Write the entries out again in full and unchanged, dropping every image.

Entries from a dataset of interfaces
=-=-=
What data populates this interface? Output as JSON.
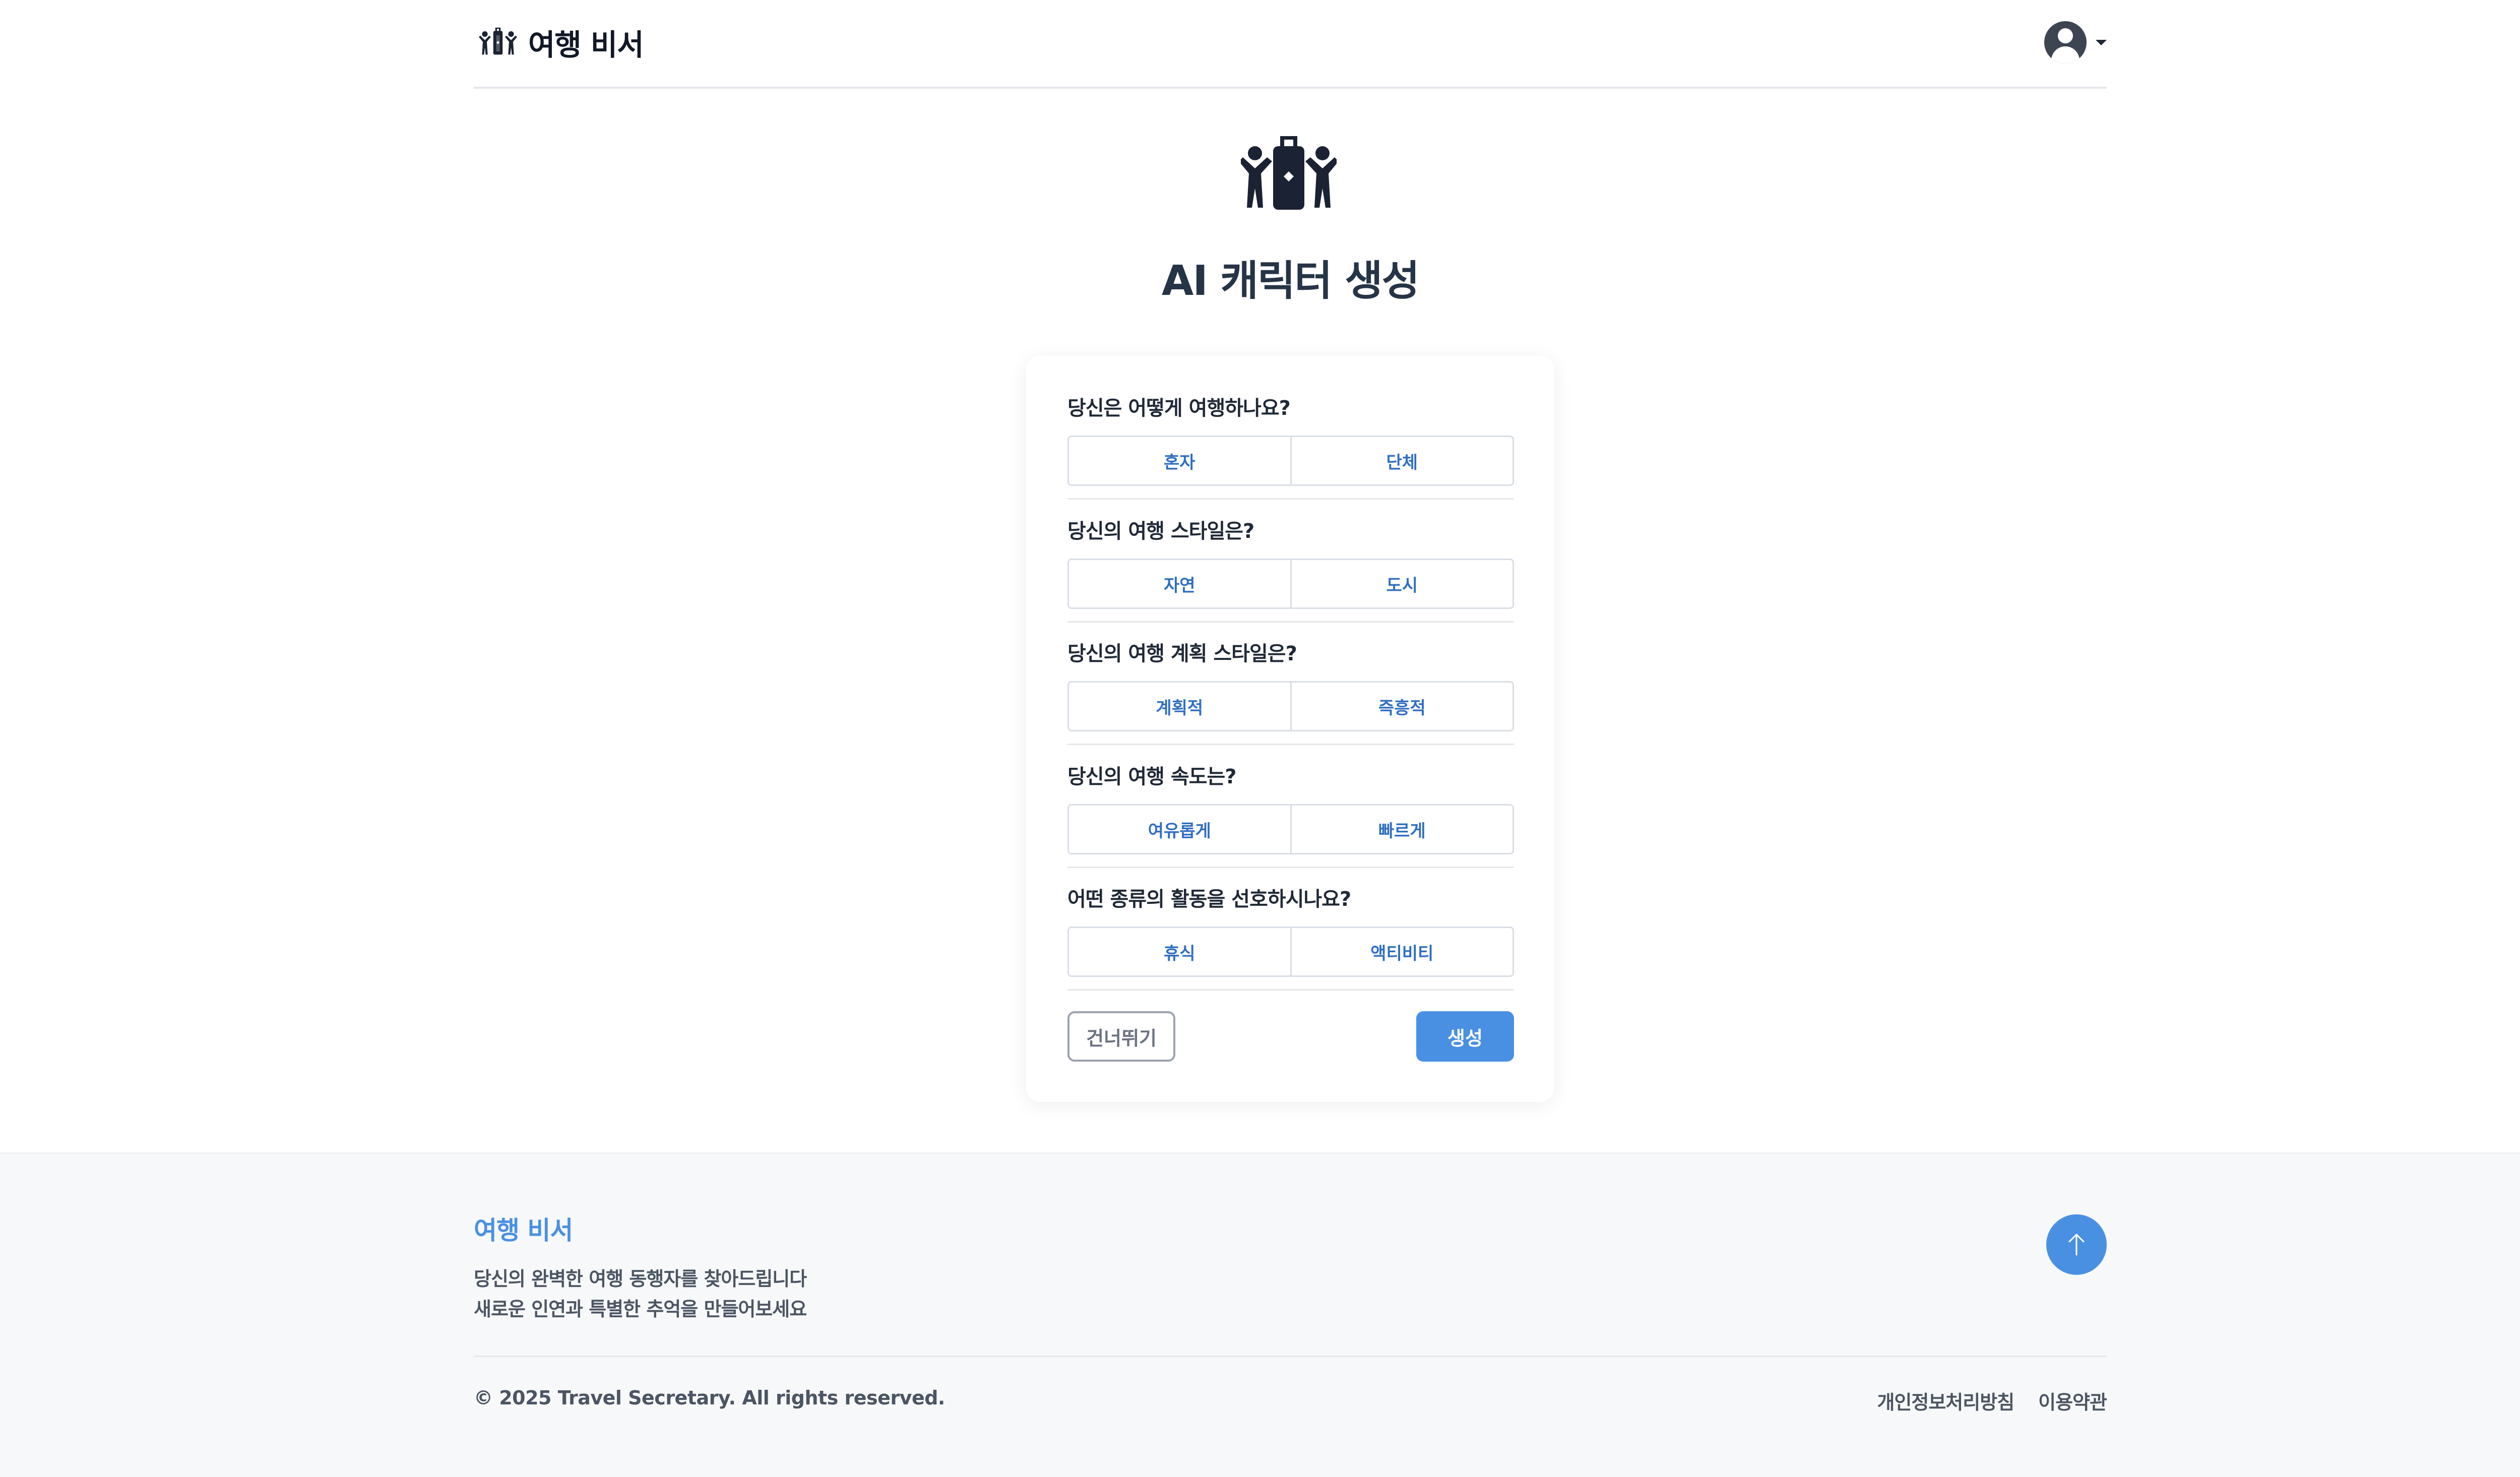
{
  "header": {
    "brand_name": "여행 비서",
    "logo_icon": "travel-friends-suitcase-icon",
    "profile_icon": "user-avatar-icon"
  },
  "main": {
    "title": "AI 캐릭터 생성",
    "questions": [
      {
        "label": "당신은 어떻게 여행하나요?",
        "options": [
          "혼자",
          "단체"
        ]
      },
      {
        "label": "당신의 여행 스타일은?",
        "options": [
          "자연",
          "도시"
        ]
      },
      {
        "label": "당신의 여행 계획 스타일은?",
        "options": [
          "계획적",
          "즉흥적"
        ]
      },
      {
        "label": "당신의 여행 속도는?",
        "options": [
          "여유롭게",
          "빠르게"
        ]
      },
      {
        "label": "어떤 종류의 활동을 선호하시나요?",
        "options": [
          "휴식",
          "액티비티"
        ]
      }
    ],
    "skip_label": "건너뛰기",
    "create_label": "생성"
  },
  "footer": {
    "brand": "여행 비서",
    "desc_line1": "당신의 완벽한 여행 동행자를 찾아드립니다",
    "desc_line2": "새로운 인연과 특별한 추억을 만들어보세요",
    "copyright": "© 2025 Travel Secretary. All rights reserved.",
    "links": [
      "개인정보처리방침",
      "이용약관"
    ]
  },
  "colors": {
    "accent": "#4a90e2",
    "option_text": "#2f6ec2",
    "title": "#263447"
  }
}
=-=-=
§ EXERCISE OUTPUT
What data populates this interface? Output as JSON.
{
  "header": {
    "brand_name": "여행 비서",
    "logo_icon": "travel-friends-suitcase-icon",
    "profile_icon": "user-avatar-icon"
  },
  "main": {
    "title": "AI 캐릭터 생성",
    "questions": [
      {
        "label": "당신은 어떻게 여행하나요?",
        "options": [
          "혼자",
          "단체"
        ]
      },
      {
        "label": "당신의 여행 스타일은?",
        "options": [
          "자연",
          "도시"
        ]
      },
      {
        "label": "당신의 여행 계획 스타일은?",
        "options": [
          "계획적",
          "즉흥적"
        ]
      },
      {
        "label": "당신의 여행 속도는?",
        "options": [
          "여유롭게",
          "빠르게"
        ]
      },
      {
        "label": "어떤 종류의 활동을 선호하시나요?",
        "options": [
          "휴식",
          "액티비티"
        ]
      }
    ],
    "skip_label": "건너뛰기",
    "create_label": "생성"
  },
  "footer": {
    "brand": "여행 비서",
    "desc_line1": "당신의 완벽한 여행 동행자를 찾아드립니다",
    "desc_line2": "새로운 인연과 특별한 추억을 만들어보세요",
    "copyright": "© 2025 Travel Secretary. All rights reserved.",
    "links": [
      "개인정보처리방침",
      "이용약관"
    ]
  },
  "colors": {
    "accent": "#4a90e2",
    "option_text": "#2f6ec2",
    "title": "#263447"
  }
}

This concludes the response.